LONDON, Jan. 28 (UPI) -- Antidepressant use during pregnancy does not cause heart defects in children, according to a new study in England, but concerns remain about the drugs' effects on a fetus.
Researchers at University College London found the drugs were not linked to congenital heart defects in newborns, possibly eliminating one concern of side effects for children born to women being treated for depression.
Previous research has shown some antidepressants -- selective serotonin reuptake inhibitors, or SSRIs, -- increase the risk for birth defects if taken during the first trimester, but don't increase risk for autism or attention deficit hyperactivity disorder. Another study, however, showed the drugs can double the chance a child is diagnosed with autism by age 7.
"Women often receive conflicting messages on whether they should continue taking antidepressants during pregnancy and many women may discontinue antidepressants in pregnancy because they fear adverse effects on their unborn child," said Dr. Irene Petersen, a researcher at University College London, in a press release.
Researchers analyzed data for the study, published in the Journal of Clinical Psychiatry, collected as part of the Health Improvement Network primary care database on 209,135 patients who participated in four large studies of children of women who had and had not been treated with antidepressant drugs. Among the women, 5,154 women were receiving SSRIs before pregnancy, 2,776 were receiving SSRIs during pregnancy, 992 were receiving other antidepressants during pregnancy, and 200,213 were receiving no antidepressants before or during pregnancy.
Researchers reported less than 1 percent of children had congenital heart anomalies within five years of birth, and there were no significant differences between women who taking the drugs and women who were not taking them.
About 70 percent of pregnant women in United States stop taking antidepressants during pregnancy, which often results in a recurrence of depression and brings other consequences.
Petersen reiterated what researchers in other studies have said -- including those that showed antidepressant drugs increase health risk for unborn children -- that the risk of depression-related issues during pregnancy outweigh risks toward children.
"It is important to consider both the pros and cons before women stop taking antidepressants during pregnancy," Petersen said. "Our research adds to the ongoing debate on whether these drugs cause congenital heart anomalies, and we have found no evidence to any such effect.

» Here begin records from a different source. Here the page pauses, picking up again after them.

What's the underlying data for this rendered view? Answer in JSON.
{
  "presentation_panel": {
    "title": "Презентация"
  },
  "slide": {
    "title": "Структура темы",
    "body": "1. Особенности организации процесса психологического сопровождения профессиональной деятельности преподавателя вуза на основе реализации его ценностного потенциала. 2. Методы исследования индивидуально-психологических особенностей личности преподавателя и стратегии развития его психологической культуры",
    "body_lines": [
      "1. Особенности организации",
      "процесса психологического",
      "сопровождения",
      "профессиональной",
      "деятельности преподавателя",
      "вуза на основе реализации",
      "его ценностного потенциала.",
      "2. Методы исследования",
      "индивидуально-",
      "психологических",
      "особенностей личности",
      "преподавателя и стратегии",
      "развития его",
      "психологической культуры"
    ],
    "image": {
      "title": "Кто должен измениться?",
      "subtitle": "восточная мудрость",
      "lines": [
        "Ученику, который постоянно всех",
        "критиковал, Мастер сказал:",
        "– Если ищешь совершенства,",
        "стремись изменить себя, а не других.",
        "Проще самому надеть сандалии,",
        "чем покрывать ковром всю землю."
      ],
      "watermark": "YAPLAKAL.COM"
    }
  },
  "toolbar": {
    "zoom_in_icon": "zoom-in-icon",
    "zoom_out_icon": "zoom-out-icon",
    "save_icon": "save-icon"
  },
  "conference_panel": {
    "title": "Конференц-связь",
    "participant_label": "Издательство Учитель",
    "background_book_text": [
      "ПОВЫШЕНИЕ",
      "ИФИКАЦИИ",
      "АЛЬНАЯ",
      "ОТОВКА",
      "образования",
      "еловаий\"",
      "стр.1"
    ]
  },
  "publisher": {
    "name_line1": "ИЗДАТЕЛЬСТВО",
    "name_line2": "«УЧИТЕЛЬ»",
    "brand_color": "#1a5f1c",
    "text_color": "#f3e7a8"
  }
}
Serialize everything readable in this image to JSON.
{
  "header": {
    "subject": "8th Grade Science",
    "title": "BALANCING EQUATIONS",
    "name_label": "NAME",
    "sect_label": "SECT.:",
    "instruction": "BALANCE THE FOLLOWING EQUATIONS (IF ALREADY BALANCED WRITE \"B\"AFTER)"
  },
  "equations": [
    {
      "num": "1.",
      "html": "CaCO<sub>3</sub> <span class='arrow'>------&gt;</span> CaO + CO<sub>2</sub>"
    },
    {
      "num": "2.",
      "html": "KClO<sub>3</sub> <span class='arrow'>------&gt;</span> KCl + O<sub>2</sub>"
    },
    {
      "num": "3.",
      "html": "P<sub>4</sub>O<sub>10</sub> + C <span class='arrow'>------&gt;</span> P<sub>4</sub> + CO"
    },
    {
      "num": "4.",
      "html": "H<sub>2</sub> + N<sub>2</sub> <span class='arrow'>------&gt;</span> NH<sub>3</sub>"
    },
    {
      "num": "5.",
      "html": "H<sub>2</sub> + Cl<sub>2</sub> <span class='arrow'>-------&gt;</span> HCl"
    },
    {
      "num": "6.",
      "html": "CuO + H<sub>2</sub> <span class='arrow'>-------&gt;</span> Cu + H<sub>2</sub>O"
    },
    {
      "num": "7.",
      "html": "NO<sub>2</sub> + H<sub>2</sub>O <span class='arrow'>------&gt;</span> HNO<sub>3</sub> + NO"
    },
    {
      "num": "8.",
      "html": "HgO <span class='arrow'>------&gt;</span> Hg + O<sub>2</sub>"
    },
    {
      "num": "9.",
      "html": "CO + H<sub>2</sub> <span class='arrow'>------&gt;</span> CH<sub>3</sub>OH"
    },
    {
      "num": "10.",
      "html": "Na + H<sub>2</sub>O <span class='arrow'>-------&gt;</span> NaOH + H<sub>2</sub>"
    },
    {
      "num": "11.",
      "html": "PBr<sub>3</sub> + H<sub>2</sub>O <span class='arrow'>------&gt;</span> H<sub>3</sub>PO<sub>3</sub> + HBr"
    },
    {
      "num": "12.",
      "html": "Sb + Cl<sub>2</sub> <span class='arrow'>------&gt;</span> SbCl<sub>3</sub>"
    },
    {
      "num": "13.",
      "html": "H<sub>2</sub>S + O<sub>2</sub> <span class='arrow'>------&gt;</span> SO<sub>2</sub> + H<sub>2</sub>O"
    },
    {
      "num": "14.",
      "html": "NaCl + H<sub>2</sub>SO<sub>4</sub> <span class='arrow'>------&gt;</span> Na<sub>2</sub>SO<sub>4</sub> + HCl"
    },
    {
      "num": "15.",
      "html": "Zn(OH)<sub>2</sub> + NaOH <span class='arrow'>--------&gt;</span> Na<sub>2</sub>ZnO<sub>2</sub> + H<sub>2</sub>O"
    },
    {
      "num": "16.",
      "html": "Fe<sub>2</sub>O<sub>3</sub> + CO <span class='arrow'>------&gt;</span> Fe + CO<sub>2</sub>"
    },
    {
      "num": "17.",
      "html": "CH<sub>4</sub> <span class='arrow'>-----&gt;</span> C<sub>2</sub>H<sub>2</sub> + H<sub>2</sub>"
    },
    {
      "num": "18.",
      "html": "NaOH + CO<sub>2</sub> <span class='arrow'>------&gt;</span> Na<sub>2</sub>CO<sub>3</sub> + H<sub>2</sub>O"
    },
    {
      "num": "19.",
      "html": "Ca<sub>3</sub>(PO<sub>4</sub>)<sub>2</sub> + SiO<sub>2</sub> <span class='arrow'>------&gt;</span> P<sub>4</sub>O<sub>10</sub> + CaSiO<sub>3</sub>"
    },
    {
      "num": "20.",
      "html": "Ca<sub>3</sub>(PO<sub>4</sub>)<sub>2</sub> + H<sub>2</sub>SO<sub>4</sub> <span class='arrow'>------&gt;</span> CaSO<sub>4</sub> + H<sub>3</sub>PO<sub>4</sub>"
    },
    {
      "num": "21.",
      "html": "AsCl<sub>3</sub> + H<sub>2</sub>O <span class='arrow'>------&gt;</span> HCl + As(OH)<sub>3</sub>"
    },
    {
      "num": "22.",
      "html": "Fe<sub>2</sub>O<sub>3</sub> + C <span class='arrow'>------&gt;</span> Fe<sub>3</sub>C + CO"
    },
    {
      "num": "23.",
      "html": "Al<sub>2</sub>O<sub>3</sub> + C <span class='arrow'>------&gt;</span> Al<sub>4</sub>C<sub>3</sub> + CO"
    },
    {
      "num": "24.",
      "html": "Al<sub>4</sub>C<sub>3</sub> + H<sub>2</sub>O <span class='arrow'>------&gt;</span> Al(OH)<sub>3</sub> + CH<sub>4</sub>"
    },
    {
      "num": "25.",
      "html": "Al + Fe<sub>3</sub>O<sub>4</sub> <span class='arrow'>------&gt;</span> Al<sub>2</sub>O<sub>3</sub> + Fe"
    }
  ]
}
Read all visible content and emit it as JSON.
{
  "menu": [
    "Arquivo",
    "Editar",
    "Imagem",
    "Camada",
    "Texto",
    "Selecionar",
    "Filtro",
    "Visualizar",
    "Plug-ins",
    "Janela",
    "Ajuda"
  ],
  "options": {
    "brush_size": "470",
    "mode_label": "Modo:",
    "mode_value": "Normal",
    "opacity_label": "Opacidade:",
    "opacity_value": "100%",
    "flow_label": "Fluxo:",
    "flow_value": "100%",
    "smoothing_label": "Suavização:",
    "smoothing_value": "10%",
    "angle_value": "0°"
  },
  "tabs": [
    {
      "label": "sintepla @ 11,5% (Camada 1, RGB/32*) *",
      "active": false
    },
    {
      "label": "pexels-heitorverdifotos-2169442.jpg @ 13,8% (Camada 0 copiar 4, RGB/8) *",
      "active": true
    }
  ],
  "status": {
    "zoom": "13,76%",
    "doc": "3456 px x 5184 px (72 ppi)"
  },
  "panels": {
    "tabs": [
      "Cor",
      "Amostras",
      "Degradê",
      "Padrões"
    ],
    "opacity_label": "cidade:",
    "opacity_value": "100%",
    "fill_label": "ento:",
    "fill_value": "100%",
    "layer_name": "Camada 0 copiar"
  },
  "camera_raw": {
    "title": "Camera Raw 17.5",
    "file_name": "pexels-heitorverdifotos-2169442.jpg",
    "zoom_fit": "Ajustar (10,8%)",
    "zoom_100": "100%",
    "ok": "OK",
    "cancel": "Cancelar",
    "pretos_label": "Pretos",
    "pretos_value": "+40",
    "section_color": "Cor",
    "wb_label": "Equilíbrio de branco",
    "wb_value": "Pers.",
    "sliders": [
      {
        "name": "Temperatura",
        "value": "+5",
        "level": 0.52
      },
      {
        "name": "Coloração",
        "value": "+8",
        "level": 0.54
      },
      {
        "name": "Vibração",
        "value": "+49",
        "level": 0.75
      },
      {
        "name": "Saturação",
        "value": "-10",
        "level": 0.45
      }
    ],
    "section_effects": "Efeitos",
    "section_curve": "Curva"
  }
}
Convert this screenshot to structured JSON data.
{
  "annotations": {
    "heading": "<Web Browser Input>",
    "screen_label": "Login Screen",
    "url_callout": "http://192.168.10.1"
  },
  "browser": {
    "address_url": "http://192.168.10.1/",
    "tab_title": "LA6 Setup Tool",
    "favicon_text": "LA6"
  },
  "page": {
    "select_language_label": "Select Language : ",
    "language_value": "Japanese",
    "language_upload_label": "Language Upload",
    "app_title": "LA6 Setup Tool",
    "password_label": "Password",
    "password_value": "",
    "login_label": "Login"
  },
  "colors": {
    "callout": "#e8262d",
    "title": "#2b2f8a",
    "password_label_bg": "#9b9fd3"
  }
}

However, health care professionals should counsel women on other risks contributing to congenital heart anomalies in children such as age, weight, diabetes, alcohol problems and illicit drug use."